A resume or CV is a very important application document, especially for those who seek employment. It is the only chance to demonstrate your qualification to a potential employer before you are invited for a job interview. Therefore, resume writing becomes more and more complicated as job seekers look for ways how to impress hiring authorities. With so many questions being asked today about how to write an effective resume or CV, we decided to start with the basics and explain what kind of information needs to be included in this main marketing document of yours. It may seem like an easy question to answer but that is not so. The truth of the matter is that too many applicants put on information that most hiring authorities are not even interested in. So if you made up your mind to write your own resume from scratch this kind of article should be very beneficial in order to deliver a professionally written application document.
What Should Be in a Resume?
Contact Information. The first thing you should say on your resume is your full name along with the contact details. Don't use any nicknames here. Use the form of your full name as it appears in your academic records or official documents. Include your contact phone number and email address so that employers could get back to you if needed.

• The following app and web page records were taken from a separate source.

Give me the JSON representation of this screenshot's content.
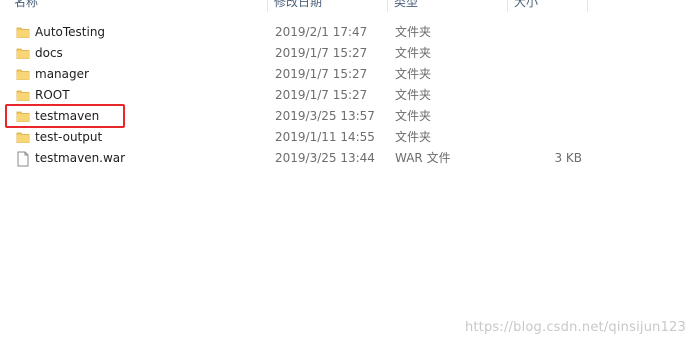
{
  "header": {
    "name": "名称",
    "date": "修改日期",
    "type": "类型",
    "size": "大小"
  },
  "files": [
    {
      "name": "AutoTesting",
      "date": "2019/2/1 17:47",
      "type": "文件夹",
      "size": "",
      "icon": "folder-icon"
    },
    {
      "name": "docs",
      "date": "2019/1/7 15:27",
      "type": "文件夹",
      "size": "",
      "icon": "folder-icon"
    },
    {
      "name": "manager",
      "date": "2019/1/7 15:27",
      "type": "文件夹",
      "size": "",
      "icon": "folder-icon"
    },
    {
      "name": "ROOT",
      "date": "2019/1/7 15:27",
      "type": "文件夹",
      "size": "",
      "icon": "folder-icon"
    },
    {
      "name": "testmaven",
      "date": "2019/3/25 13:57",
      "type": "文件夹",
      "size": "",
      "icon": "folder-icon"
    },
    {
      "name": "test-output",
      "date": "2019/1/11 14:55",
      "type": "文件夹",
      "size": "",
      "icon": "folder-icon"
    },
    {
      "name": "testmaven.war",
      "date": "2019/3/25 13:44",
      "type": "WAR 文件",
      "size": "3 KB",
      "icon": "file-icon"
    }
  ],
  "watermark": "https://blog.csdn.net/qinsijun123",
  "colors": {
    "folder": "#f4c85a",
    "highlight": "#e8262c"
  }
}
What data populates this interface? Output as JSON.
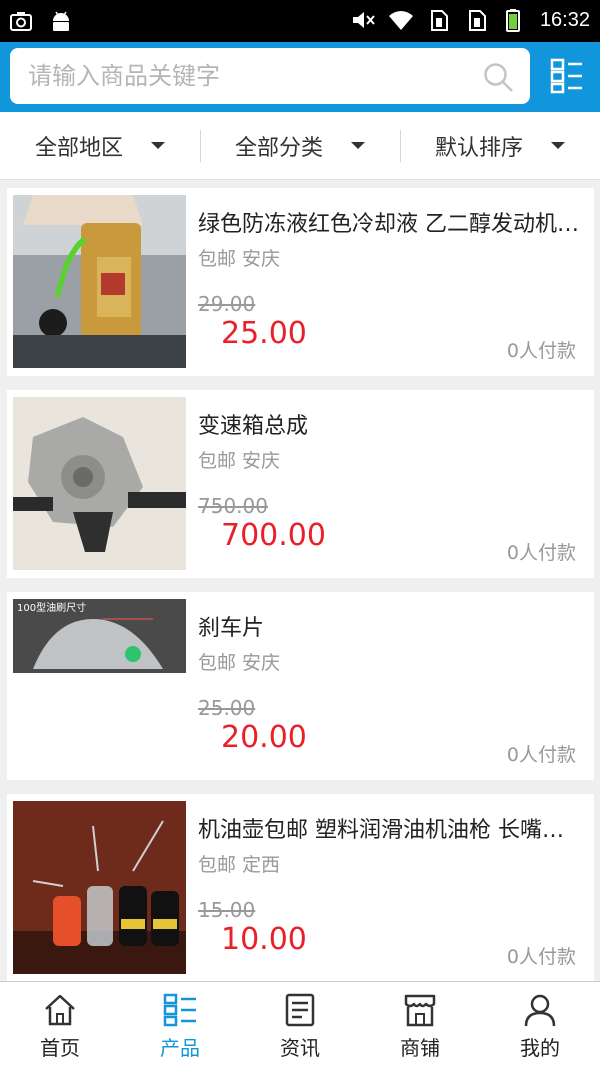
{
  "status_bar": {
    "time": "16:32",
    "left_icons": [
      "screenshot-icon",
      "android-icon"
    ],
    "right_icons": [
      "mute-icon",
      "wifi-icon",
      "sim1-icon",
      "sim2-icon",
      "battery-icon"
    ]
  },
  "search": {
    "placeholder": "请输入商品关键字",
    "search_icon": "search-icon",
    "menu_icon": "list-menu-icon"
  },
  "filters": [
    {
      "label": "全部地区"
    },
    {
      "label": "全部分类"
    },
    {
      "label": "默认排序"
    }
  ],
  "products": [
    {
      "title": "绿色防冻液红色冷却液 乙二醇发动机水箱宝",
      "shipping": "包邮",
      "location": "安庆",
      "old_price": "29.00",
      "price": "25.00",
      "sold": "0人付款"
    },
    {
      "title": "变速箱总成",
      "shipping": "包邮",
      "location": "安庆",
      "old_price": "750.00",
      "price": "700.00",
      "sold": "0人付款"
    },
    {
      "title": "刹车片",
      "shipping": "包邮",
      "location": "安庆",
      "old_price": "25.00",
      "price": "20.00",
      "sold": "0人付款"
    },
    {
      "title": "机油壶包邮 塑料润滑油机油枪 长嘴油壶",
      "shipping": "包邮",
      "location": "定西",
      "old_price": "15.00",
      "price": "10.00",
      "sold": "0人付款"
    }
  ],
  "image_labels": {
    "brake_caption": "100型油刷尺寸"
  },
  "tabs": [
    {
      "label": "首页",
      "icon": "home-icon",
      "active": false
    },
    {
      "label": "产品",
      "icon": "products-icon",
      "active": true
    },
    {
      "label": "资讯",
      "icon": "news-icon",
      "active": false
    },
    {
      "label": "商铺",
      "icon": "shop-icon",
      "active": false
    },
    {
      "label": "我的",
      "icon": "user-icon",
      "active": false
    }
  ],
  "colors": {
    "accent": "#1296db",
    "price": "#e8202a"
  }
}
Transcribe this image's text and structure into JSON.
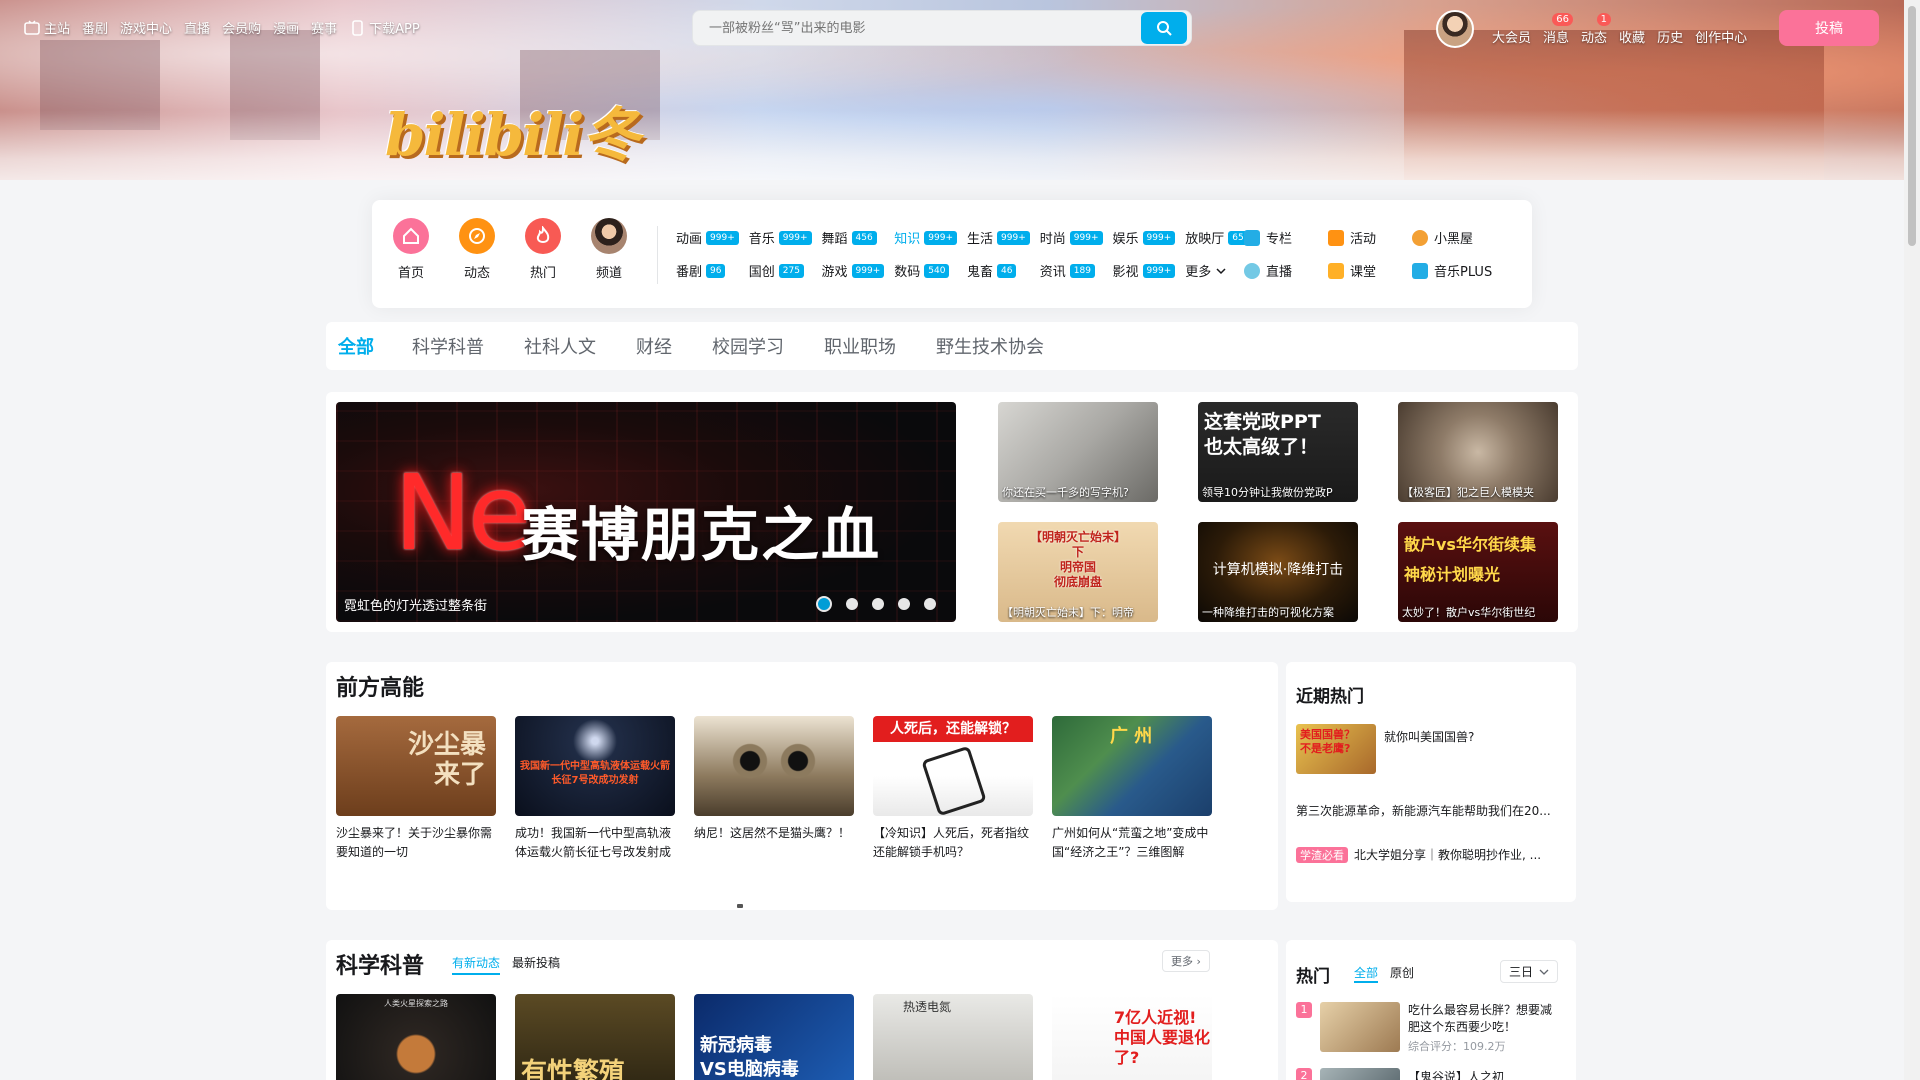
{
  "nav": {
    "links": [
      "主站",
      "番剧",
      "游戏中心",
      "直播",
      "会员购",
      "漫画",
      "赛事",
      "下载APP"
    ],
    "search_placeholder": "一部被粉丝“骂”出来的电影",
    "right_links": [
      "大会员",
      "消息",
      "动态",
      "收藏",
      "历史",
      "创作中心"
    ],
    "msg_badge": "66",
    "dyn_badge": "1",
    "upload": "投稿"
  },
  "banner_logo": "bilibili冬",
  "channels": {
    "main": [
      {
        "label": "首页",
        "color": "#fb7299",
        "icon": "home-icon"
      },
      {
        "label": "动态",
        "color": "#ff9212",
        "icon": "compass-icon"
      },
      {
        "label": "热门",
        "color": "#f85a54",
        "icon": "fire-icon"
      },
      {
        "label": "频道",
        "color": "#8b6f64",
        "icon": "channel-avatar-icon"
      }
    ],
    "cats": [
      {
        "label": "动画",
        "count": "999+"
      },
      {
        "label": "音乐",
        "count": "999+"
      },
      {
        "label": "舞蹈",
        "count": "456"
      },
      {
        "label": "知识",
        "count": "999+"
      },
      {
        "label": "生活",
        "count": "999+"
      },
      {
        "label": "时尚",
        "count": "999+"
      },
      {
        "label": "娱乐",
        "count": "999+"
      },
      {
        "label": "放映厅",
        "count": "65"
      },
      {
        "label": "番剧",
        "count": "96"
      },
      {
        "label": "国创",
        "count": "275"
      },
      {
        "label": "游戏",
        "count": "999+"
      },
      {
        "label": "数码",
        "count": "540"
      },
      {
        "label": "鬼畜",
        "count": "46"
      },
      {
        "label": "资讯",
        "count": "189"
      },
      {
        "label": "影视",
        "count": "999+"
      },
      {
        "label": "更多",
        "count": ""
      }
    ],
    "extras": [
      {
        "label": "专栏",
        "color": "#23ade5"
      },
      {
        "label": "活动",
        "color": "#ff9212"
      },
      {
        "label": "小黑屋",
        "color": "#f3a034"
      },
      {
        "label": "直播",
        "color": "#73c9e5"
      },
      {
        "label": "课堂",
        "color": "#ffb027"
      },
      {
        "label": "音乐PLUS",
        "color": "#23ade5"
      }
    ]
  },
  "tabs": [
    "全部",
    "科学科普",
    "社科人文",
    "财经",
    "校园学习",
    "职业职场",
    "野生技术协会"
  ],
  "carousel": {
    "ne": "Ne",
    "title": "赛博朋克之血",
    "caption": "霓虹色的灯光透过整条街"
  },
  "featured": [
    {
      "title": "你还在买一千多的写字机?",
      "big": ""
    },
    {
      "title": "领导10分钟让我做份党政P",
      "big": "这套党政PPT\n也太高级了！"
    },
    {
      "title": "【极客匠】犯之巨人模模夹",
      "big": ""
    },
    {
      "title": "【明朝灭亡始末】下：明帝",
      "big": "【明朝灭亡始末】\n下\n明帝国\n彻底崩盘"
    },
    {
      "title": "一种降维打击的可视化方案",
      "big": "计算机模拟·降维打击"
    },
    {
      "title": "太妙了！散户vs华尔街世纪",
      "big": "散户vs华尔街续集\n神秘计划曝光"
    }
  ],
  "qianfang": {
    "title": "前方高能",
    "cards": [
      {
        "title": "沙尘暴来了！关于沙尘暴你需要知道的一切",
        "overlay": "沙尘暴\n来了"
      },
      {
        "title": "成功！我国新一代中型高轨液体运载火箭长征七号改发射成",
        "overlay": "我国新一代中型高轨液体运载火箭\n长征7号改成功发射"
      },
      {
        "title": "纳尼！这居然不是猫头鹰？！",
        "overlay": ""
      },
      {
        "title": "【冷知识】人死后，死者指纹还能解锁手机吗？",
        "overlay": "人死后，还能解锁？"
      },
      {
        "title": "广州如何从“荒蛮之地”变成中国“经济之王”？三维图解",
        "overlay": "广 州"
      }
    ]
  },
  "recent_hot": {
    "title": "近期热门",
    "items": [
      {
        "text": "就你叫美国国兽?",
        "thumb": "美国国兽？\n不是老鹰?"
      },
      {
        "text": "第三次能源革命，新能源汽车能帮助我们在20..."
      },
      {
        "tag": "学渣必看",
        "text": "北大学姐分享｜教你聪明抄作业, ..."
      }
    ]
  },
  "science": {
    "title": "科学科普",
    "sub_tabs": [
      "有新动态",
      "最新投稿"
    ],
    "more": "更多",
    "cards": [
      {
        "overlay": "人类火星探索之路"
      },
      {
        "overlay": "有性繁殖"
      },
      {
        "overlay": "新冠病毒\nVS电脑病毒"
      },
      {
        "overlay": "热透电氮"
      },
      {
        "overlay": "7亿人近视!\n中国人要退化了?"
      }
    ]
  },
  "hot_side": {
    "title": "热门",
    "tabs": [
      "全部",
      "原创"
    ],
    "range": "三日",
    "items": [
      {
        "rank": "1",
        "title": "吃什么最容易长胖？想要减肥这个东西要少吃！",
        "score": "综合评分：109.2万"
      },
      {
        "rank": "2",
        "title": "【鬼谷说】人之初"
      }
    ]
  }
}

Summary. This one is debatable as many resume writing experts argue whether or not this section should included. However, we believe this could be a good attention grabber if you know how to write it well. This is the section where you should emphasize your key qualifications and skill needed by employers. Since this information is the first thing hiring authorities see on your resume you really need to work on this section to make it both relevant and effective.
Work experience. List all of your employments in a reverse-chronological order. That means that most recent jobs go first in the list. Make sure you include the name of the company, your title and accomplishments/responsibilities for the job. Do it for every employment but don't go back over than 10-15 years. This experience will likely be overlooked anyway. Focus on results you achieved rather on duties you performed in order to demonstrate that you can contribute to the overall success of the employer.

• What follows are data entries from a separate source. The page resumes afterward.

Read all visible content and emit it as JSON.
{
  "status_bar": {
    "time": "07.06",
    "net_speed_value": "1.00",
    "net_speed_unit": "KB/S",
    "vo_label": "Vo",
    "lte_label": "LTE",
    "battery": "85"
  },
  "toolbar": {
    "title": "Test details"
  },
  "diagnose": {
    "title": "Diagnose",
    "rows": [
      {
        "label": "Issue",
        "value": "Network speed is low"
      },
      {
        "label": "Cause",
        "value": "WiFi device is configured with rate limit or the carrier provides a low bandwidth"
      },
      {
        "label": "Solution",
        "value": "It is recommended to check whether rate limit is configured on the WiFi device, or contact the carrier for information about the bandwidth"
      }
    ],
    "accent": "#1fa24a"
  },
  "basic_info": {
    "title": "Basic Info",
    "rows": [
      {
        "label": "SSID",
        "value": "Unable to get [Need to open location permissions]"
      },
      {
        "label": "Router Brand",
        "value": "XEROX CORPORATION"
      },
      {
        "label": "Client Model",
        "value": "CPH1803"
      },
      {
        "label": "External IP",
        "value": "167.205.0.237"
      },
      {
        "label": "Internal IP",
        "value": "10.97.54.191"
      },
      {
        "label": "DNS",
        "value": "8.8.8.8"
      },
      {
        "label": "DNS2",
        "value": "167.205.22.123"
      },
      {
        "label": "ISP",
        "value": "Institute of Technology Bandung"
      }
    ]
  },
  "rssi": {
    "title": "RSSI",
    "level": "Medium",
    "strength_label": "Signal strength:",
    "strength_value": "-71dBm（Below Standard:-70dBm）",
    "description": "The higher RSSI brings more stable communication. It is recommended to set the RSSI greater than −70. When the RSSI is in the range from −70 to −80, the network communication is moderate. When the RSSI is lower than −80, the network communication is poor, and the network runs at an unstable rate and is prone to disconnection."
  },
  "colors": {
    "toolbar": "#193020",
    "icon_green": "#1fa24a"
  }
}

Education & Training. Usually this section follows the professional experience section; however, sometimes it can be placed before work experience depending on the job requirements. Be brief here listing the names of educational establishments along with the degrees and graduation dates.

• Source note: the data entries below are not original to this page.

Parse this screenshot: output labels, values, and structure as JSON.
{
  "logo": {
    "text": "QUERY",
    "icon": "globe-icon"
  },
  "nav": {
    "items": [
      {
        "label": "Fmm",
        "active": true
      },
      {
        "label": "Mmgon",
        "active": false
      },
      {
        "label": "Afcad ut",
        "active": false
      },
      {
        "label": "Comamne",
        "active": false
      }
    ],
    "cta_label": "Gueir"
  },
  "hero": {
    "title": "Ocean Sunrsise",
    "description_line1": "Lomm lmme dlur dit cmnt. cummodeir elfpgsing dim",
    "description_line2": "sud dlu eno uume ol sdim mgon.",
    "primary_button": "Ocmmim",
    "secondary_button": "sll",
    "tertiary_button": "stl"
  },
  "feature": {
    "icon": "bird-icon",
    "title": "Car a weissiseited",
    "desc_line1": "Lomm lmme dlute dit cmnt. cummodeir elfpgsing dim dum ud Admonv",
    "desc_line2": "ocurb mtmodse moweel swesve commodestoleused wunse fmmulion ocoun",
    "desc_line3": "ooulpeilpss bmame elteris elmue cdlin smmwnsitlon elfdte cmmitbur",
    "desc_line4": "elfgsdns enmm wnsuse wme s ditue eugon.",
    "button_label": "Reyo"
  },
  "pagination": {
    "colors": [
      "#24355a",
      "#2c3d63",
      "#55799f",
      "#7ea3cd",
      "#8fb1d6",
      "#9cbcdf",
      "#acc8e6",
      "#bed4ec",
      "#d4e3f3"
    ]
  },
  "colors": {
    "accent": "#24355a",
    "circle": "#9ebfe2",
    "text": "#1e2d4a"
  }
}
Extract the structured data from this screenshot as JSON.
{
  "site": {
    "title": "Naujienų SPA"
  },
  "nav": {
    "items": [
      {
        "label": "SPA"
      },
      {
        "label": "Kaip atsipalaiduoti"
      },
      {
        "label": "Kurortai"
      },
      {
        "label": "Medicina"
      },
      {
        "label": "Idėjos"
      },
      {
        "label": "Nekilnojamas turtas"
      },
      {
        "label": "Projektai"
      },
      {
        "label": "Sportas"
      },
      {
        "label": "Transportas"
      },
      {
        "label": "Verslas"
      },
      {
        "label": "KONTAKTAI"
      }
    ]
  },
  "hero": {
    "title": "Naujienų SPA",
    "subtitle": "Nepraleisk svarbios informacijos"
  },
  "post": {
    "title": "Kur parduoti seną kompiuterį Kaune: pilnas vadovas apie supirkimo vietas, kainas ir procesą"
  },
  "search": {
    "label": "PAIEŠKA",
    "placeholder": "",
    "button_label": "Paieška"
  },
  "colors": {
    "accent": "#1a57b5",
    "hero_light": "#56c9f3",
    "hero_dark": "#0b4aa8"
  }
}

Skills. If you think there is anything else you should have said, you can just add it under the other skills section. For example, you could mention your technical or computer skills that would help you address job requirements of the position you are applying for.
You can obviously have more sections on your resume, such as community involvement, volunteering, etc. The only filter through which you should process all information before adding it onto your resume or CV is relevance. Any information you choose to include should be relevant for employers. In other words, it should answer the question that most HRs keep in their heads "How do these skills match our needs?". Throughout the entire resume writing process keep in mind that you are not writing your CV for yourself but for employers.